Nerve connections between the left and right hand sides of the nervous system are critically important for coordinated and independent movements. Disruption of these connections in the spinal cord can lead to curvature of the spine (scoliosis), a condition that can restrict physical activity, cause pain and lead to problems breathing. Many growing nerves in the central nervous system (CNS) make a decision whether or not to cross to the other side during embryonic development. They do this by sensing navigational cues in their environment, using specialized proteins on their cell surface known as receptors. Controlling which receptors make it to the cell surface allows neurons to control whether or not they can respond to different cues in their environment. Understanding how this process is controlled is poorly understood. In the fruit fly, "commissureless" or comm mutants have no nerve connections between their left and right sides at all. The Comm protein controls whether or not a class of receptors called Robos can make it to the cell surface. In humans, genetic variants of Robo receptors have been implicated in such diverse conditions as scoliosis and developmental dyslexia. To date, comm genes have not been found outside of insects. This proposal aims to test candidate genes from other species by using well-defined assays in fruit flies. Identification of comm genes from other species will open new avenues to studying control of receptor localization, and add to our understanding of how nerves accurately navigate long distances in the embryo. It may also help identify a novel locus for scoliosis and other disorders in which nerve wiring patterns are altered.

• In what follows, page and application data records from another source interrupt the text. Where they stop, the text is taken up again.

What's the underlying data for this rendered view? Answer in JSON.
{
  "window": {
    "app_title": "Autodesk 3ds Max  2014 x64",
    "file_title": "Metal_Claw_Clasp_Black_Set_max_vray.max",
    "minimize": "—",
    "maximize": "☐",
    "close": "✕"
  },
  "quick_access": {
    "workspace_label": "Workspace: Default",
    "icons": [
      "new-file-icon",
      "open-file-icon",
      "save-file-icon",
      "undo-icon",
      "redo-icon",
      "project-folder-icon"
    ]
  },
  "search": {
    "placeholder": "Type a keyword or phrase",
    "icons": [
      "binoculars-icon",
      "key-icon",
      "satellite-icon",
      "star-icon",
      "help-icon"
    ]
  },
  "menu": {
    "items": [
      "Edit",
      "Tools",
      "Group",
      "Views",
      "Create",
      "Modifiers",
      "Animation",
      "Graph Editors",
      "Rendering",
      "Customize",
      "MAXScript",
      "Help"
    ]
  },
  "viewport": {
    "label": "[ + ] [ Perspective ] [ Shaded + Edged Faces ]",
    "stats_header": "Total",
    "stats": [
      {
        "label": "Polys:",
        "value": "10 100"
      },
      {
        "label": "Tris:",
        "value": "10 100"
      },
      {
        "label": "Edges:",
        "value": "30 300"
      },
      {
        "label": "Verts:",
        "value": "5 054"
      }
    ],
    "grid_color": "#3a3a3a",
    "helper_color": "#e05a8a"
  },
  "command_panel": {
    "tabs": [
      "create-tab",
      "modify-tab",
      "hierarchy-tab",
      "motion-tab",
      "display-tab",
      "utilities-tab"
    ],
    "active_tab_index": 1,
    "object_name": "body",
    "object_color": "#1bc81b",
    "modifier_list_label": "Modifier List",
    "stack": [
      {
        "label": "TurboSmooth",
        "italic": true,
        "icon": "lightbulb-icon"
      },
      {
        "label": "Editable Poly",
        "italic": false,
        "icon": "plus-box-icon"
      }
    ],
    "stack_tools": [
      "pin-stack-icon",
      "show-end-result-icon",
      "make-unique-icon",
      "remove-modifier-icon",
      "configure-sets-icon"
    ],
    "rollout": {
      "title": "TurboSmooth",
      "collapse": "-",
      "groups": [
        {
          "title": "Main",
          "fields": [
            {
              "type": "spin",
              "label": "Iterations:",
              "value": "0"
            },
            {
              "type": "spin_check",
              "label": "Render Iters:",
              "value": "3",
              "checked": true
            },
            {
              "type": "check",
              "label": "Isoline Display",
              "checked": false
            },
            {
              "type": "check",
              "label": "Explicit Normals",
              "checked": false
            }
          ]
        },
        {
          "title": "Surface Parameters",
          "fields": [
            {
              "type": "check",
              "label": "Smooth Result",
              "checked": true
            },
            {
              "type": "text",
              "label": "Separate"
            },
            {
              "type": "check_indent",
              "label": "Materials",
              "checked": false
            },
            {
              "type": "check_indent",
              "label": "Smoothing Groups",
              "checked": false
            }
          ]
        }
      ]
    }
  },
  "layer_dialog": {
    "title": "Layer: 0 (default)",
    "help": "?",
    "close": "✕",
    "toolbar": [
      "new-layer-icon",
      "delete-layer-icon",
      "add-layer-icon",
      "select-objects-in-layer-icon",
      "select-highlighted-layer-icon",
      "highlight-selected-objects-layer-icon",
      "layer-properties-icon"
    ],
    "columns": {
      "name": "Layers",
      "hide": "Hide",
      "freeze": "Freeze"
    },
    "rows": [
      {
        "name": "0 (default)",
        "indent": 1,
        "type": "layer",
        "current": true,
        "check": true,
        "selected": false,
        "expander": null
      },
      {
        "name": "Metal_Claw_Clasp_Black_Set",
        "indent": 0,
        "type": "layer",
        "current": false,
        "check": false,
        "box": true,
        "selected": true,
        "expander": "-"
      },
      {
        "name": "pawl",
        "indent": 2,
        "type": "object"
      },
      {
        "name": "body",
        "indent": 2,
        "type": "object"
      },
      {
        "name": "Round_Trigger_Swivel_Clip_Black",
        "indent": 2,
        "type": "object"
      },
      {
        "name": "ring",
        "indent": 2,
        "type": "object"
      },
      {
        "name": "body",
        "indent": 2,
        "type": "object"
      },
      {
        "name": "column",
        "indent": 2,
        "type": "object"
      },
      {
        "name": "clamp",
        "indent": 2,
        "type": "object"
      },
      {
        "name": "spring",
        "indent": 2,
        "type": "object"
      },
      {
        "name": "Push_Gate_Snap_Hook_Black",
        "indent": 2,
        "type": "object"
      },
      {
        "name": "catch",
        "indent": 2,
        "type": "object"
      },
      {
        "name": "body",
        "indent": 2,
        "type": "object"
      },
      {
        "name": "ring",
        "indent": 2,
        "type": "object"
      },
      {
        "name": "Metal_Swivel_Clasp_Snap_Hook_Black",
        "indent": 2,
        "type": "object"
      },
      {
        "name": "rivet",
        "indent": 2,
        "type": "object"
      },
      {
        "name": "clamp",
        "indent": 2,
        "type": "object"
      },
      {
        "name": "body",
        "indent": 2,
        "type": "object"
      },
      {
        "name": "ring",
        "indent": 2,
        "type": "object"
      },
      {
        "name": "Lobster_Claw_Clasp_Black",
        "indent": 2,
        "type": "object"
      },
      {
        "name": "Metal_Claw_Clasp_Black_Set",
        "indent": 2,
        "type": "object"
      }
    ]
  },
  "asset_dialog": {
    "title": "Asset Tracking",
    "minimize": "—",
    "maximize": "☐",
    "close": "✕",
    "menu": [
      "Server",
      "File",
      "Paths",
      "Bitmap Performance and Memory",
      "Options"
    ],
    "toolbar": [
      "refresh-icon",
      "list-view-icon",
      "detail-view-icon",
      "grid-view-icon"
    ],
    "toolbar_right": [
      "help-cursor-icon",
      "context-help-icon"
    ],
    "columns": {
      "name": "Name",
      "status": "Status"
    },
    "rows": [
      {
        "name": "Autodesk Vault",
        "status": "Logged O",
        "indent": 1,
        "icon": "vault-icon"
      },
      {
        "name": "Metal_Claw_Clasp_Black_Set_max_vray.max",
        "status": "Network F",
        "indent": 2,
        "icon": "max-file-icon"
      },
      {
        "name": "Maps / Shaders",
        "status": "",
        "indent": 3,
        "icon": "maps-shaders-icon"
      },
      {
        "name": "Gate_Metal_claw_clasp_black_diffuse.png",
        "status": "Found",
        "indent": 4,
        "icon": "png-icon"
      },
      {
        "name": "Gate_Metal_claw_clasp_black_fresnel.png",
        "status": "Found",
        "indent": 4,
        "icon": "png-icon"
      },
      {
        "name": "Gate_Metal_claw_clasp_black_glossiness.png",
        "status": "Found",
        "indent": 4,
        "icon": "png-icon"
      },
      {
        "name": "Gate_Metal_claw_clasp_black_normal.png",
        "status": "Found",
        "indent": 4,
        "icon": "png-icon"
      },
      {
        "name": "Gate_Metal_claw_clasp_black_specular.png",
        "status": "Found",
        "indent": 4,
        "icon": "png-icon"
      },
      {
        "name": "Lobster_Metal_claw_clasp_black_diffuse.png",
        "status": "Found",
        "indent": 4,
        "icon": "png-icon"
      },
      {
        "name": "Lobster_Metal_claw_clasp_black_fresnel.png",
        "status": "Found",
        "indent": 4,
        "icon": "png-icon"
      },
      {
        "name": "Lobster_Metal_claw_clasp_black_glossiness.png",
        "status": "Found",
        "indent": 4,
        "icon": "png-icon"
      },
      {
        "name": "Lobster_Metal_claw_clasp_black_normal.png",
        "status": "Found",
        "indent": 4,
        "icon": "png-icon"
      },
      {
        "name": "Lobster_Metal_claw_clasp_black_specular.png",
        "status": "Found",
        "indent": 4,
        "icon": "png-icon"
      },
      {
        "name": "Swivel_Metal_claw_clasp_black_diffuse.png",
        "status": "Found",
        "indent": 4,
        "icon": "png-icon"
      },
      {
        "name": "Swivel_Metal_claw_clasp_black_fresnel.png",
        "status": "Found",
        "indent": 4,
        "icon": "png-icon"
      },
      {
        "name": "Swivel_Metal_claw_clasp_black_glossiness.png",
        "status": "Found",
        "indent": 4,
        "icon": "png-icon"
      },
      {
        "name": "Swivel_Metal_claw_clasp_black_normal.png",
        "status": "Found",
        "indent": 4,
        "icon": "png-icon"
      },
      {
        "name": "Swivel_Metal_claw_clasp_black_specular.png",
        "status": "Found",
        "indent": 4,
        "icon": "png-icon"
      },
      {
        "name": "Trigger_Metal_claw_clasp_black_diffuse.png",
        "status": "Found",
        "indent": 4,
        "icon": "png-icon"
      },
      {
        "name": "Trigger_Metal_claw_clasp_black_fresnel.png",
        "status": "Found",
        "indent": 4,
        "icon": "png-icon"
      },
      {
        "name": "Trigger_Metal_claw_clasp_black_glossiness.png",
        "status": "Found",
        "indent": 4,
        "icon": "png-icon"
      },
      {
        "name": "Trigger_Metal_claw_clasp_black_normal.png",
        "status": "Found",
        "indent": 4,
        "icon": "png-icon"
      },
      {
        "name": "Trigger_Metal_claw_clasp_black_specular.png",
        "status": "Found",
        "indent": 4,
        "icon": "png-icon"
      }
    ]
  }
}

The commissureless gene plays a central role in nerve navigation at the CNS midline of fruit flies, yet vertebrate homologues have not been identified. This proposal aims to identify functional homologues, increasing our understanding of spinal cord development.